The week of March 4-10, 2018, is National Consumer Protection Week, dedicated to informing Americans about how to protect their personal and financial information and about their consumer rights.
Identity fraud, cybersecurity breaches and other scams can have lasting impacts on consumers’ lives. Unfortunately, crimes committed online and in person happen all too often.
Why National Consumer Protection Week is important
There were 15.4 million victims of identity fraud in 2016, an unnerving increase of 16 percent from the year before, and the largest increase since Javelin Strategy & Research started tracking identity fraud in 2003.
Further, some big names experienced cybersecurity hacks, which impacted millions of Americans and exposed identifying data to criminals. The largest incident involved Equifax, which initially reported an affected 143 million Americans when the news first broke in September 2017. A month later, the credit bureau added another 2.5 million individuals to the list, and in March 2018, another 2.4 million people, The Washington Post reported. These additions brought the total to 147.9 million Americans with various pieces of sensitive data exposed, including names, addresses, driver’s license numbers and Social Security numbers.
Six months after the Equifax hack, a CreditCards.com survey of 1,164 American adults found that half had not checked their credit score since the breach; 27 percent said they had never checked their credit score ever.
Despite the unfortunate prevalence of identity theft and other instances of fraud that could affect consumers, there are some things that people can do to minimize their own risk. Actions like checking your credit score, helping older relatives secure their data and learning the steps to take in the event of identity fraud can all serve to bolster your protections against the malicious efforts of criminals.
How to check your credit score
Staying informed about what your credit score is can clue you into how eligible you are for a loan and help you identify mistakes in your credit report.
Experts recommend checking your score once a year. In addition to this annual inspection, it’s a good idea to check your score before applying for a loan or making a major purchase like a home. It’s also wise to look it up if you suspect you’ve been a victim of identity theft.
There are several different routes you can take for checking your score, according to the Consumer Financial Protection Bureau. Free services are available for consumers to utilize – CreditCards.com offers a way to check your score, as does Credit Karma. Some banks and credit card issuers will also offer their members a free look at their scores by including them in credit card statements or on-demand in their online account portals or mobile apps.
Another way is through the credit reporting companies themselves, though this usually comes at a small price. However, everyone is entitled to one free credit report each year from each of the three main bureaus: Equifax, TransUnion and Experian.
The credit report will include your score as well as the information the credit bureau has about you in their database, including which accounts you have open, your name, address and more. It’s a good idea to review this information every once in a while to make sure the bureaus have it all correct. You can order these free reports from www.AnnualCreditReport.com, which is a government-authorized website.
CFPB also pointed out that you can turn to a nonprofit credit counselor or an approved housing counselor to help you order your report.
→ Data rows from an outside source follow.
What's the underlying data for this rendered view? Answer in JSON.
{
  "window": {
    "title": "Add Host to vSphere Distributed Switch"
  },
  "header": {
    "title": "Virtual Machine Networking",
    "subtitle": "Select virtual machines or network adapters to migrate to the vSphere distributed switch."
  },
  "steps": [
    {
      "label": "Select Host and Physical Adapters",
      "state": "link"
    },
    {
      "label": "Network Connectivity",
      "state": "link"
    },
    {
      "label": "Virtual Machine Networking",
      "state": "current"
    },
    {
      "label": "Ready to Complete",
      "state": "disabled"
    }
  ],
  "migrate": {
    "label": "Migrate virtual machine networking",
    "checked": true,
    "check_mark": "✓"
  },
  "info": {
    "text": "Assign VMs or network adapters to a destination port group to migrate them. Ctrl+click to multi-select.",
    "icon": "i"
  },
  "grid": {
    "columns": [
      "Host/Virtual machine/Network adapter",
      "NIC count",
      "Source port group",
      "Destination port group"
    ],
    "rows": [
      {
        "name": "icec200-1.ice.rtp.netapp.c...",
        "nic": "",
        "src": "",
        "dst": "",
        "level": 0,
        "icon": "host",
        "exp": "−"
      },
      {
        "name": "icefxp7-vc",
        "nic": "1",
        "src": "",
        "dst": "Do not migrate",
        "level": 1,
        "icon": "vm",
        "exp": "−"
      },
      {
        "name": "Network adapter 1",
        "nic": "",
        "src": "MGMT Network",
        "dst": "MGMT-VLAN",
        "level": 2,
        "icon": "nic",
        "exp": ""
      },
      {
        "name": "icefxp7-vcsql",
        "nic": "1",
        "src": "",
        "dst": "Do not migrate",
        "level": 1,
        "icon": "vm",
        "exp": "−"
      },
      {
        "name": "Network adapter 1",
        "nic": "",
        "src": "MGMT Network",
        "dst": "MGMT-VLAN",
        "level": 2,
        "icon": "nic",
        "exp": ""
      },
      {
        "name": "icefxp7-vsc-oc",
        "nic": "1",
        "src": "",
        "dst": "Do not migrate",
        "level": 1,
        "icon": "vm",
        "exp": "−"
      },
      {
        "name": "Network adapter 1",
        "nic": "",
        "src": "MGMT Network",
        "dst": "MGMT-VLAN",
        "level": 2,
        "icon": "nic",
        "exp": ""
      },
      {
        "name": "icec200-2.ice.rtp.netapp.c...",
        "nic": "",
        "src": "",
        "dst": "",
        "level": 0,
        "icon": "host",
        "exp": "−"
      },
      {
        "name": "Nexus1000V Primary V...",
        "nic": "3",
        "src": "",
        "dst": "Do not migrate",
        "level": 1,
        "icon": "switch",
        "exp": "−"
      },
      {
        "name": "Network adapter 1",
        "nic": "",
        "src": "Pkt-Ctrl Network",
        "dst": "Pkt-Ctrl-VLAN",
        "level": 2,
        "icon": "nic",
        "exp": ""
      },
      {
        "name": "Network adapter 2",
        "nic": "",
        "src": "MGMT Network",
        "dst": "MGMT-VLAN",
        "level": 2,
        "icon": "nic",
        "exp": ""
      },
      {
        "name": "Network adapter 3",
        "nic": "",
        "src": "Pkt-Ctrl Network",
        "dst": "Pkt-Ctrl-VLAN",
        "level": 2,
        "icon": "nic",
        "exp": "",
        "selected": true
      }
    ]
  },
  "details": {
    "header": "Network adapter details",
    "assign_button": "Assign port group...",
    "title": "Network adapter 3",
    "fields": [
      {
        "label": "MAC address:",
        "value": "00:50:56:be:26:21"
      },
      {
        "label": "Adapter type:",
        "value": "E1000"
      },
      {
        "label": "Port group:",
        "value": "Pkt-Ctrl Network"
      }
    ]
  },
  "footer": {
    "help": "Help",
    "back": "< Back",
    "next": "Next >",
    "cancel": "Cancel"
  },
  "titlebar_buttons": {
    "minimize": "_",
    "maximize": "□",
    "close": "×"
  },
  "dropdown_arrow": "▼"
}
They’ll help you understand the information in the report, too.
How to help elderly relatives secure their data
In his proclamation declaring the 20th annual National Consumer Protection Week, President Donald Trump pointed out one of the most common forms of financial exploitation targets the elderly.
Elder financial abuse is a sad but very real problem, and there are things younger relatives can do to help their loved ones stay protected. CNN recommended a few steps you can take to reduce your older relatives’ risk of becoming a fraud victim, including:
- Putting your loved one’s name on the Do-Not-Call Registry at www.donotcall.gov.
- Reviewing their credit reports with them.
- Helping them make sure bill payments, using checks rather than cash to maintain a paper trail, or enrolling in automatic payments.
- Keeping them updated on common scams and telling them how to avoid falling victim to them – such as random phone calls soliciting money.
What to do after identity theft
The first thing you need to do after discovering your identity has been stolen, according to The Balance, is contact the Federal Trade Commission and explain the situation. You can also choose to contact your local police department.
The FTC recommends contacting any companies where you know fraud has occurred and ask them to freeze or close your accounts. Additionally, change any usernames, passwords and PINs associated with those accounts.
Next, contact each of the three credit bureaus and place a fraud alert with them. This will make it harder for the criminal to use your information to open new accounts. If someone has opened new accounts in your name, close them right away. If someone has placed charges on your credit cards, dispute them as soon as you recognize the fraud. Pulling your credit report can help you identify some of these illegal actions.
Once you’ve close accounts and eliminated fraudulent charges, don’t assume you’re in the clear. Continue to monitor your credit reports should those same fraudsters or different ones try to target you twice.